What to work on: All of the entries must be duplicated exactly.

Data to use:
[Start of Attachment]

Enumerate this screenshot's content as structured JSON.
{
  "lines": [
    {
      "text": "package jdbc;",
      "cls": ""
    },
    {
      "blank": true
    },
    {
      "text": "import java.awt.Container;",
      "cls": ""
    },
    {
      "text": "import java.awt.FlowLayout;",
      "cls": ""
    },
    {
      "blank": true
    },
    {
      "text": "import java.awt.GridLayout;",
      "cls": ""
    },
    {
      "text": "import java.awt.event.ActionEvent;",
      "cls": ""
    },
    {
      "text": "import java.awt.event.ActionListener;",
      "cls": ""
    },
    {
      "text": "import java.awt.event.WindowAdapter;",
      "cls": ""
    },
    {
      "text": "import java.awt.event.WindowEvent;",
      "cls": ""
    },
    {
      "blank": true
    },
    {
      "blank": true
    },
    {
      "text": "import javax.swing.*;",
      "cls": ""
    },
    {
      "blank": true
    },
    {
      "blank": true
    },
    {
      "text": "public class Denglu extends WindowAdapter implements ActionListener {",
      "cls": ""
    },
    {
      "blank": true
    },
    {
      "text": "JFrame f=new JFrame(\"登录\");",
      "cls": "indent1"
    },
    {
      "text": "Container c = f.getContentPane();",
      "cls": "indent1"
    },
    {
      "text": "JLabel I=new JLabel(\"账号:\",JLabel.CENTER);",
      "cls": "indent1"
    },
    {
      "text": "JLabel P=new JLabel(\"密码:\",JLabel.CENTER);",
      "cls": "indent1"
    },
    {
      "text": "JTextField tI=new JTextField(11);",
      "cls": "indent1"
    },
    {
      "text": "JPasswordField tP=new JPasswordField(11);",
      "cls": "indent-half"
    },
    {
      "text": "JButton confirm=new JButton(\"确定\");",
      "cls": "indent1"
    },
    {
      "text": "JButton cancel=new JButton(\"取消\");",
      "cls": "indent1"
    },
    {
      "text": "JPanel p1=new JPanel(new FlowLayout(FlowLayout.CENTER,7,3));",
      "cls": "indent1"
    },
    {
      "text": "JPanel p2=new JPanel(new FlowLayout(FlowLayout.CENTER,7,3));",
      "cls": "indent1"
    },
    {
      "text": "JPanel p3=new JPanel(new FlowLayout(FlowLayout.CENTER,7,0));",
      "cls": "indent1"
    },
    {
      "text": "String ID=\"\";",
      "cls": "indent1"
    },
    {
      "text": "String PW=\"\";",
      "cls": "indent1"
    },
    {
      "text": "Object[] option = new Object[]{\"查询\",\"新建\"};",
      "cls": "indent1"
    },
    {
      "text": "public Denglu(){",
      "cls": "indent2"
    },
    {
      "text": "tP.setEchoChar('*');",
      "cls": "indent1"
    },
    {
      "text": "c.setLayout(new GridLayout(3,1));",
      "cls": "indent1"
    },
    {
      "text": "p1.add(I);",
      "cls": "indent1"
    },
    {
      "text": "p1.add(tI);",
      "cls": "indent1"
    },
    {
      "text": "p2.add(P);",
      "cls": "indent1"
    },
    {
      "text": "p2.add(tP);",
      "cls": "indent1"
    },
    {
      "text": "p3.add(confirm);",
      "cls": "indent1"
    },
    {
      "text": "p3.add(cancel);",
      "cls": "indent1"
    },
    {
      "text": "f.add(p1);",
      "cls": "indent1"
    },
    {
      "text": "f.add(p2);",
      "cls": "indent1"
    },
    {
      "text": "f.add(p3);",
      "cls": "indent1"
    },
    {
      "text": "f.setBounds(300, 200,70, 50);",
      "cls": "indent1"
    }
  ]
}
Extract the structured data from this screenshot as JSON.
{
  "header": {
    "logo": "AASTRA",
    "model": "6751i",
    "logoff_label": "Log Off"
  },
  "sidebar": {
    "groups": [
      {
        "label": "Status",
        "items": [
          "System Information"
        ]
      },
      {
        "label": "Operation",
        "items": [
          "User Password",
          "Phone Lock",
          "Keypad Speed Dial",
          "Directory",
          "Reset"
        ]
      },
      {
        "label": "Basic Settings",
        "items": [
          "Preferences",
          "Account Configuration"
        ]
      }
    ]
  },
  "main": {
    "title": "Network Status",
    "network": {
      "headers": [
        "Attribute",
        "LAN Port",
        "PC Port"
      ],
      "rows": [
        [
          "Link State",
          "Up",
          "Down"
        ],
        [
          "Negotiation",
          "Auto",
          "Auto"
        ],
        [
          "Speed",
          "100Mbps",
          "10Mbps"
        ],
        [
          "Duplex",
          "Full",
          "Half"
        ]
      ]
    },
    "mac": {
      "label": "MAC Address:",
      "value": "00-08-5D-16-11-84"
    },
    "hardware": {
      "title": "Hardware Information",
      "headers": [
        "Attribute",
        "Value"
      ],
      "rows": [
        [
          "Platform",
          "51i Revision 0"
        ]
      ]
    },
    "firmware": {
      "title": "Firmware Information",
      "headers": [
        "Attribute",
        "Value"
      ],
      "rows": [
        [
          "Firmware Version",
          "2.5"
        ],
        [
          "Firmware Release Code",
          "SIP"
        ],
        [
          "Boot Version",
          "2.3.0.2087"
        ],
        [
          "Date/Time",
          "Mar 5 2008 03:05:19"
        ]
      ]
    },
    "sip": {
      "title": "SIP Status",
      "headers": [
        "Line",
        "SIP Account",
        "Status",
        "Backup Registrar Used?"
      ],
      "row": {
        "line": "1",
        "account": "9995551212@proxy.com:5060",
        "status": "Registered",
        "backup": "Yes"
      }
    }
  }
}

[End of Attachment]

Result of this task:
Enumerate this screenshot's content as structured JSON.
{
  "lines": [
    {
      "text": "package jdbc;",
      "cls": ""
    },
    {
      "blank": true
    },
    {
      "text": "import java.awt.Container;",
      "cls": ""
    },
    {
      "text": "import java.awt.FlowLayout;",
      "cls": ""
    },
    {
      "blank": true
    },
    {
      "text": "import java.awt.GridLayout;",
      "cls": ""
    },
    {
      "text": "import java.awt.event.ActionEvent;",
      "cls": ""
    },
    {
      "text": "import java.awt.event.ActionListener;",
      "cls": ""
    },
    {
      "text": "import java.awt.event.WindowAdapter;",
      "cls": ""
    },
    {
      "text": "import java.awt.event.WindowEvent;",
      "cls": ""
    },
    {
      "blank": true
    },
    {
      "blank": true
    },
    {
      "text": "import javax.swing.*;",
      "cls": ""
    },
    {
      "blank": true
    },
    {
      "blank": true
    },
    {
      "text": "public class Denglu extends WindowAdapter implements ActionListener {",
      "cls": ""
    },
    {
      "blank": true
    },
    {
      "text": "JFrame f=new JFrame(\"登录\");",
      "cls": "indent1"
    },
    {
      "text": "Container c = f.getContentPane();",
      "cls": "indent1"
    },
    {
      "text": "JLabel I=new JLabel(\"账号:\",JLabel.CENTER);",
      "cls": "indent1"
    },
    {
      "text": "JLabel P=new JLabel(\"密码:\",JLabel.CENTER);",
      "cls": "indent1"
    },
    {
      "text": "JTextField tI=new JTextField(11);",
      "cls": "indent1"
    },
    {
      "text": "JPasswordField tP=new JPasswordField(11);",
      "cls": "indent-half"
    },
    {
      "text": "JButton confirm=new JButton(\"确定\");",
      "cls": "indent1"
    },
    {
      "text": "JButton cancel=new JButton(\"取消\");",
      "cls": "indent1"
    },
    {
      "text": "JPanel p1=new JPanel(new FlowLayout(FlowLayout.CENTER,7,3));",
      "cls": "indent1"
    },
    {
      "text": "JPanel p2=new JPanel(new FlowLayout(FlowLayout.CENTER,7,3));",
      "cls": "indent1"
    },
    {
      "text": "JPanel p3=new JPanel(new FlowLayout(FlowLayout.CENTER,7,0));",
      "cls": "indent1"
    },
    {
      "text": "String ID=\"\";",
      "cls": "indent1"
    },
    {
      "text": "String PW=\"\";",
      "cls": "indent1"
    },
    {
      "text": "Object[] option = new Object[]{\"查询\",\"新建\"};",
      "cls": "indent1"
    },
    {
      "text": "public Denglu(){",
      "cls": "indent2"
    },
    {
      "text": "tP.setEchoChar('*');",
      "cls": "indent1"
    },
    {
      "text": "c.setLayout(new GridLayout(3,1));",
      "cls": "indent1"
    },
    {
      "text": "p1.add(I);",
      "cls": "indent1"
    },
    {
      "text": "p1.add(tI);",
      "cls": "indent1"
    },
    {
      "text": "p2.add(P);",
      "cls": "indent1"
    },
    {
      "text": "p2.add(tP);",
      "cls": "indent1"
    },
    {
      "text": "p3.add(confirm);",
      "cls": "indent1"
    },
    {
      "text": "p3.add(cancel);",
      "cls": "indent1"
    },
    {
      "text": "f.add(p1);",
      "cls": "indent1"
    },
    {
      "text": "f.add(p2);",
      "cls": "indent1"
    },
    {
      "text": "f.add(p3);",
      "cls": "indent1"
    },
    {
      "text": "f.setBounds(300, 200,70, 50);",
      "cls": "indent1"
    }
  ]
}
Extract the structured data from this screenshot as JSON.
{
  "header": {
    "logo": "AASTRA",
    "model": "6751i",
    "logoff_label": "Log Off"
  },
  "sidebar": {
    "groups": [
      {
        "label": "Status",
        "items": [
          "System Information"
        ]
      },
      {
        "label": "Operation",
        "items": [
          "User Password",
          "Phone Lock",
          "Keypad Speed Dial",
          "Directory",
          "Reset"
        ]
      },
      {
        "label": "Basic Settings",
        "items": [
          "Preferences",
          "Account Configuration"
        ]
      }
    ]
  },
  "main": {
    "title": "Network Status",
    "network": {
      "headers": [
        "Attribute",
        "LAN Port",
        "PC Port"
      ],
      "rows": [
        [
          "Link State",
          "Up",
          "Down"
        ],
        [
          "Negotiation",
          "Auto",
          "Auto"
        ],
        [
          "Speed",
          "100Mbps",
          "10Mbps"
        ],
        [
          "Duplex",
          "Full",
          "Half"
        ]
      ]
    },
    "mac": {
      "label": "MAC Address:",
      "value": "00-08-5D-16-11-84"
    },
    "hardware": {
      "title": "Hardware Information",
      "headers": [
        "Attribute",
        "Value"
      ],
      "rows": [
        [
          "Platform",
          "51i Revision 0"
        ]
      ]
    },
    "firmware": {
      "title": "Firmware Information",
      "headers": [
        "Attribute",
        "Value"
      ],
      "rows": [
        [
          "Firmware Version",
          "2.5"
        ],
        [
          "Firmware Release Code",
          "SIP"
        ],
        [
          "Boot Version",
          "2.3.0.2087"
        ],
        [
          "Date/Time",
          "Mar 5 2008 03:05:19"
        ]
      ]
    },
    "sip": {
      "title": "SIP Status",
      "headers": [
        "Line",
        "SIP Account",
        "Status",
        "Backup Registrar Used?"
      ],
      "row": {
        "line": "1",
        "account": "9995551212@proxy.com:5060",
        "status": "Registered",
        "backup": "Yes"
      }
    }
  }
}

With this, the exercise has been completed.